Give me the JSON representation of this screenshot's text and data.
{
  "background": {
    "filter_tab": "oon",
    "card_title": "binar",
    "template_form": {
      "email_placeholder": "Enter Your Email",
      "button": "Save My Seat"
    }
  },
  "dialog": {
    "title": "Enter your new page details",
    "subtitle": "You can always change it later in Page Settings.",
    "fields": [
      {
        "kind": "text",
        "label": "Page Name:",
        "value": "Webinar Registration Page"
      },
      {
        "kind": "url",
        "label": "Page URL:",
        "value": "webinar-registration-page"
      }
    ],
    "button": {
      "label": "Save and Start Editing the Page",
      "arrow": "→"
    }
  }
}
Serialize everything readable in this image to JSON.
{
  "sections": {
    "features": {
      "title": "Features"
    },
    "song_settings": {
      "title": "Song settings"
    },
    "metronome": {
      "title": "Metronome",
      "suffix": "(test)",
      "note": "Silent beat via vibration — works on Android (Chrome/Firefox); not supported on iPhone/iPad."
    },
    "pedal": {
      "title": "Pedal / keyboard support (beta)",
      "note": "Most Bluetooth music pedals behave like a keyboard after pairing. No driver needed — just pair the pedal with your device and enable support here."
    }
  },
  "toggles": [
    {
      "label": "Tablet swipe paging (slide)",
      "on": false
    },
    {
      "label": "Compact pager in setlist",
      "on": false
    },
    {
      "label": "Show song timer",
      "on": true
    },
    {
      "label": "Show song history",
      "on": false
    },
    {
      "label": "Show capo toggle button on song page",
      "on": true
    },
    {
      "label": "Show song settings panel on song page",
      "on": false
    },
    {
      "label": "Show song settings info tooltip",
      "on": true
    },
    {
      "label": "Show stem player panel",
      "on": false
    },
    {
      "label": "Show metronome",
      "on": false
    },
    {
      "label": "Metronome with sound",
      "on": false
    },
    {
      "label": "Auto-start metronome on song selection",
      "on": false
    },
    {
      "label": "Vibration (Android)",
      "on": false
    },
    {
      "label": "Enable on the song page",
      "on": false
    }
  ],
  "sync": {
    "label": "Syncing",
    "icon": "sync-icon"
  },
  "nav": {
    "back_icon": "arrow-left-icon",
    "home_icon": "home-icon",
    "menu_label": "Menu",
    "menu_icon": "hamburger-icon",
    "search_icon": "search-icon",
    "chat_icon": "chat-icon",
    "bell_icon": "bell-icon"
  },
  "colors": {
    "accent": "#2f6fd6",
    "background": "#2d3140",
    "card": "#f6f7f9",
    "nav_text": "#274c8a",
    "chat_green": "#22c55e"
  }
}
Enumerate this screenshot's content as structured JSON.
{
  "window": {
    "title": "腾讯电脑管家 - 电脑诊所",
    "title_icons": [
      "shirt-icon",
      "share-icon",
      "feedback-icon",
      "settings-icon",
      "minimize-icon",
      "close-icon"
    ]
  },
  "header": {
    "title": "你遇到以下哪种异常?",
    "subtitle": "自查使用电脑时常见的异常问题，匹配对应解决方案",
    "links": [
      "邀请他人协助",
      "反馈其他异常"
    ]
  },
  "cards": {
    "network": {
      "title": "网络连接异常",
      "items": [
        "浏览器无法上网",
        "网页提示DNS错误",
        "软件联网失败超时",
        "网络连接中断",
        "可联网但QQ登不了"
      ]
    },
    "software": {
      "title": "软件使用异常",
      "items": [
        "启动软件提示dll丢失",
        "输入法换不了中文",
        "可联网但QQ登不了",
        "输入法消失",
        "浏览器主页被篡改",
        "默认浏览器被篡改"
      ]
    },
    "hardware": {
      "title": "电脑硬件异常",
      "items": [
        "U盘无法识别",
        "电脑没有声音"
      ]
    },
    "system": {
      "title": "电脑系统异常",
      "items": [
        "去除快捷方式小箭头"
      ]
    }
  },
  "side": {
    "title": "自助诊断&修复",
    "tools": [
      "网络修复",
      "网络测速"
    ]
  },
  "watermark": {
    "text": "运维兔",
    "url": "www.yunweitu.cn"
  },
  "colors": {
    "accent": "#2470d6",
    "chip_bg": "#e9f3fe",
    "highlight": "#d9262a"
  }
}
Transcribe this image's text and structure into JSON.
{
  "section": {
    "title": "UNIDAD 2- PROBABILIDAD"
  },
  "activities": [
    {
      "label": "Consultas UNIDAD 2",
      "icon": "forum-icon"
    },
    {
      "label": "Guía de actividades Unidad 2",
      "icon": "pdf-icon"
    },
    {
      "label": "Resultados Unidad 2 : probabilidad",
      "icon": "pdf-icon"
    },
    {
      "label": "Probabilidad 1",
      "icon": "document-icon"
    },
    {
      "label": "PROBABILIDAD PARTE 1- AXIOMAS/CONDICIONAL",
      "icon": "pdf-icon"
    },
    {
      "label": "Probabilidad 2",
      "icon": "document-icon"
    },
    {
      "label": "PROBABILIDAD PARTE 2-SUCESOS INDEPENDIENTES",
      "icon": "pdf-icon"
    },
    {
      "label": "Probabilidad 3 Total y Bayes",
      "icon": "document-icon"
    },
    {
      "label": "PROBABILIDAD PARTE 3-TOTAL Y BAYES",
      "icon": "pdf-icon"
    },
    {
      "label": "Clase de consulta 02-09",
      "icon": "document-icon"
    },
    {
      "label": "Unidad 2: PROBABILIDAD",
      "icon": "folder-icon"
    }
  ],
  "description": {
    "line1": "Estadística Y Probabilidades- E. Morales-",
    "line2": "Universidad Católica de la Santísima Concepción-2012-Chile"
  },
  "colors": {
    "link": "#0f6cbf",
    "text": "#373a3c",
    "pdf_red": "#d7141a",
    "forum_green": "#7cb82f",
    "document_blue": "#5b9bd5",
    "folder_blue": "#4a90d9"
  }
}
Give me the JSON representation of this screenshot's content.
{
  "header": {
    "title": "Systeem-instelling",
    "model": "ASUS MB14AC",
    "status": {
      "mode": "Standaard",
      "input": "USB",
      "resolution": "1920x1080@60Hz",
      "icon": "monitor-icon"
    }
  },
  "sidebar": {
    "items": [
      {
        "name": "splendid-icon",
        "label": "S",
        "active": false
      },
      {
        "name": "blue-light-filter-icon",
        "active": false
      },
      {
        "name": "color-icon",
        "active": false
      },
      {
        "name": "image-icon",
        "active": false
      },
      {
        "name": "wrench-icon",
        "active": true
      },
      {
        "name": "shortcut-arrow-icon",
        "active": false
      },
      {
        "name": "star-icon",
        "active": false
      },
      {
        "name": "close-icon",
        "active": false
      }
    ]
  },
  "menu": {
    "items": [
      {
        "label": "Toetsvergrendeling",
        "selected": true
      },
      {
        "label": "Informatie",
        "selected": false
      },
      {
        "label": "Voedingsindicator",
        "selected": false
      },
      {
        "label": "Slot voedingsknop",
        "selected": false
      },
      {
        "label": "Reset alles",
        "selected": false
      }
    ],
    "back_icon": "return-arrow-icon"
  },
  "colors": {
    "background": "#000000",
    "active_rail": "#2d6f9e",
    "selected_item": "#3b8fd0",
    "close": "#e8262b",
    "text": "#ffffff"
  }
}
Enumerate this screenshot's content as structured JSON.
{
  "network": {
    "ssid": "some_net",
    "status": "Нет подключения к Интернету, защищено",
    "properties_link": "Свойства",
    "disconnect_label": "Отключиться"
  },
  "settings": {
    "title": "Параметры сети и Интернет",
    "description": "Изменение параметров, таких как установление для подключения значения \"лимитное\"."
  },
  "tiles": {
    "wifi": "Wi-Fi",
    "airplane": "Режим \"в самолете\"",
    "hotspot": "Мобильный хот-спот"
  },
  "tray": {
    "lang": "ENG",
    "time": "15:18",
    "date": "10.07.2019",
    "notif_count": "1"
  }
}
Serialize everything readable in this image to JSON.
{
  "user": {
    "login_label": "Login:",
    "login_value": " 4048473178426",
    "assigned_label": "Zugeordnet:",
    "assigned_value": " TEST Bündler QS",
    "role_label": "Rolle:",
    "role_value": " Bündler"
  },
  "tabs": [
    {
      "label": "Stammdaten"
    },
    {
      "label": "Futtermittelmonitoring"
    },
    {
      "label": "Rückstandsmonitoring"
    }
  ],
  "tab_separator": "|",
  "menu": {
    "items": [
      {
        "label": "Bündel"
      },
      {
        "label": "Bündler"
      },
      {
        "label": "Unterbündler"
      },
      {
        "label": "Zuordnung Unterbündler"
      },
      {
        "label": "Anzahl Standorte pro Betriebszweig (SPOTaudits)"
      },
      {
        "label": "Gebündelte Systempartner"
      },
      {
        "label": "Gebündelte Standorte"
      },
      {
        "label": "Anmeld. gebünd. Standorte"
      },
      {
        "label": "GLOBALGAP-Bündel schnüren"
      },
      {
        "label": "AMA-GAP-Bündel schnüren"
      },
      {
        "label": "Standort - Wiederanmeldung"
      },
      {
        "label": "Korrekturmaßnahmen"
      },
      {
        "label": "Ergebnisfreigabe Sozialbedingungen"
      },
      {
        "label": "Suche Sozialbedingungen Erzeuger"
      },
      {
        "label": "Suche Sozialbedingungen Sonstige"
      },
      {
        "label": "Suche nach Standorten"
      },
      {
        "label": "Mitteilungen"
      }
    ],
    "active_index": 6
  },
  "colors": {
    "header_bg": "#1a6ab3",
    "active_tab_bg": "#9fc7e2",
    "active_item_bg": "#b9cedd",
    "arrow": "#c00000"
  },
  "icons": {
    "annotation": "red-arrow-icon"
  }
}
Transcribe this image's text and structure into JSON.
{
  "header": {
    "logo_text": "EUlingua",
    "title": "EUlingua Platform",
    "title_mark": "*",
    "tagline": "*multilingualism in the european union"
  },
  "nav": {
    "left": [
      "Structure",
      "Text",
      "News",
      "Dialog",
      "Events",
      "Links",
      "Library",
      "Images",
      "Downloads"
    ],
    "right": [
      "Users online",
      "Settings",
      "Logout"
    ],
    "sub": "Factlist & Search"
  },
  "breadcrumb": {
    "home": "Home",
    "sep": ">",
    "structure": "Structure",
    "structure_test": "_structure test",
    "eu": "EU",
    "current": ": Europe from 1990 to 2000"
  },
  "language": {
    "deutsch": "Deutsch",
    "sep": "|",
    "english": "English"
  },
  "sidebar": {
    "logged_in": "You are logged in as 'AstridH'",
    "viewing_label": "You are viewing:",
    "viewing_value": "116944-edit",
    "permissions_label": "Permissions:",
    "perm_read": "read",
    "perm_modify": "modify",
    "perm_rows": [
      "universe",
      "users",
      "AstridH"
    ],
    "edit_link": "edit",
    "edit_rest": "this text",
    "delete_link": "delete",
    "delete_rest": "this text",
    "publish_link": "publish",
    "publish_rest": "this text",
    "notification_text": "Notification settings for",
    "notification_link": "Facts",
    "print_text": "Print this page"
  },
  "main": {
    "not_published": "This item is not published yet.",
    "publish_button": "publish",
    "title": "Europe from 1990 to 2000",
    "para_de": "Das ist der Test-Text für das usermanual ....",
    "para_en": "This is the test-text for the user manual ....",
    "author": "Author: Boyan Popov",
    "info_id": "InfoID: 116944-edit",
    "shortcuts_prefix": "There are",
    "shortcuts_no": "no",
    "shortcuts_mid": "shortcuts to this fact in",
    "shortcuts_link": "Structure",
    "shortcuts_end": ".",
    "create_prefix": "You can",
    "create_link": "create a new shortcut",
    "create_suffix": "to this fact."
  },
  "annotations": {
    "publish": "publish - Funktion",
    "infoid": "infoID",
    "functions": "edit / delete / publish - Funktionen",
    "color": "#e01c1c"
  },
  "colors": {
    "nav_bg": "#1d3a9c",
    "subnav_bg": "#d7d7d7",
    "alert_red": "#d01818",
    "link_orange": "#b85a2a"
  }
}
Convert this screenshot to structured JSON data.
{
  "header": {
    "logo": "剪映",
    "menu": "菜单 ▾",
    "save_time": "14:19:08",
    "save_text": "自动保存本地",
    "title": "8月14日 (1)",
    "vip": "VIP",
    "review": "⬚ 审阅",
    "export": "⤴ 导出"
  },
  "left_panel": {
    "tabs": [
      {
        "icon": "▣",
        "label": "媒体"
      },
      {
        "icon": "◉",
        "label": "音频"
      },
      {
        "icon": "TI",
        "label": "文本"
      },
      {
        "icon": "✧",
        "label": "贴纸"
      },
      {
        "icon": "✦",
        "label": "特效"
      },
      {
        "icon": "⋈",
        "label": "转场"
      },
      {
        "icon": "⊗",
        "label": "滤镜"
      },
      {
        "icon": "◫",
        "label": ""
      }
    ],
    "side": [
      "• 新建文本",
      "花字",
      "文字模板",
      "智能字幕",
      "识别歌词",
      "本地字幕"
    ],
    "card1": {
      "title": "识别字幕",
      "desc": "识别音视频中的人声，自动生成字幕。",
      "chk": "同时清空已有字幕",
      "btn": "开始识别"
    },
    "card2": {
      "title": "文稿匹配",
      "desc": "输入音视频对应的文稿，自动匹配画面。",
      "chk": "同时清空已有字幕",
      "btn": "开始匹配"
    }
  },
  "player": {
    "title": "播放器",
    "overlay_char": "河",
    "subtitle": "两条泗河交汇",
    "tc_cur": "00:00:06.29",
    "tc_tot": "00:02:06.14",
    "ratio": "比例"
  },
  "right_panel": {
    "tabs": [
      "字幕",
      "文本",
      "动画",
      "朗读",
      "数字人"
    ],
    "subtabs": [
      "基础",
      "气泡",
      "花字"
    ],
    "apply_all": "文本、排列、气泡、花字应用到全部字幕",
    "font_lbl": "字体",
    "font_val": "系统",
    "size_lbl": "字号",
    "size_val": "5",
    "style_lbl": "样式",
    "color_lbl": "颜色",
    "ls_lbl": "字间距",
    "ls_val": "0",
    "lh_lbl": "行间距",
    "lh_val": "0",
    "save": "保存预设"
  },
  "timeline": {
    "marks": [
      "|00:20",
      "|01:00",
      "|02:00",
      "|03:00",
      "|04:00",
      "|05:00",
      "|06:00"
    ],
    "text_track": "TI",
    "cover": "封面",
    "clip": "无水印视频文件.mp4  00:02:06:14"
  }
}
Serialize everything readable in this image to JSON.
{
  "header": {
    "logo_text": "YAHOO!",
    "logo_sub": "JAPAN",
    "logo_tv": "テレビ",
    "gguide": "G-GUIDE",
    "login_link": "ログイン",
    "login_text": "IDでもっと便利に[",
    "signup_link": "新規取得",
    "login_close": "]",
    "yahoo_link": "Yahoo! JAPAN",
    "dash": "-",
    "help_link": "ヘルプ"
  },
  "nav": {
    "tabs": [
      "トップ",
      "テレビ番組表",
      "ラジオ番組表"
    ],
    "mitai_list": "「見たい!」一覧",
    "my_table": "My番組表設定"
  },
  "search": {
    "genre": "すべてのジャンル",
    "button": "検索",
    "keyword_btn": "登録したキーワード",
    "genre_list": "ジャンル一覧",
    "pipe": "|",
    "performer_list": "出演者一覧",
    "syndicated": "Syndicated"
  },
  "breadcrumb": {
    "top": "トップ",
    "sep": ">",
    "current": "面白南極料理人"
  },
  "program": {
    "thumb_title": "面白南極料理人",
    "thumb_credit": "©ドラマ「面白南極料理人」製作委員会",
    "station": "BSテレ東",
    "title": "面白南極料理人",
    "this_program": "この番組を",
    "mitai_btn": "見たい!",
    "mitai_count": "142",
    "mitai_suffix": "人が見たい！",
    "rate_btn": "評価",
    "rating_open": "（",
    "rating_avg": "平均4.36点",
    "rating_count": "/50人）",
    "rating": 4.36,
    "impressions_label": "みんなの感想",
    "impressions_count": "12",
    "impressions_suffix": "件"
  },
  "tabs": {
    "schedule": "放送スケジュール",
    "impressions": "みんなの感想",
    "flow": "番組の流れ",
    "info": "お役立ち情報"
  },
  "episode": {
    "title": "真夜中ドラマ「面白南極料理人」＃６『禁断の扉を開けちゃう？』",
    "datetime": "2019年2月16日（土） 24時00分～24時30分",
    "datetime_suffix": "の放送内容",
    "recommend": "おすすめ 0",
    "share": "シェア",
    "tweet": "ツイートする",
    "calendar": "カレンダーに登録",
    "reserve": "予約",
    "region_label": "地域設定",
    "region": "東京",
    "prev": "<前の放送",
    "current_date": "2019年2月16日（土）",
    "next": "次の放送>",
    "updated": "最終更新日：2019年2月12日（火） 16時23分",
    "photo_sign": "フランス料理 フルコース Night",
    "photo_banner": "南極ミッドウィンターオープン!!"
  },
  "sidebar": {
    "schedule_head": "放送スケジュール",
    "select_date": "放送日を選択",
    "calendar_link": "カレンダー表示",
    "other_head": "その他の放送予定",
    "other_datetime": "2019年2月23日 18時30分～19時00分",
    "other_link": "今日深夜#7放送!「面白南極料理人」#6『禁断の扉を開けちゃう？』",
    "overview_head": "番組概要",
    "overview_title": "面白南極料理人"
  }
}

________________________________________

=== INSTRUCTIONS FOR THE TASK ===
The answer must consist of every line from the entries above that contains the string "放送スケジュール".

=== ANSWER AREA ===
    "schedule": "放送スケジュール",
    "schedule_head": "放送スケジュール",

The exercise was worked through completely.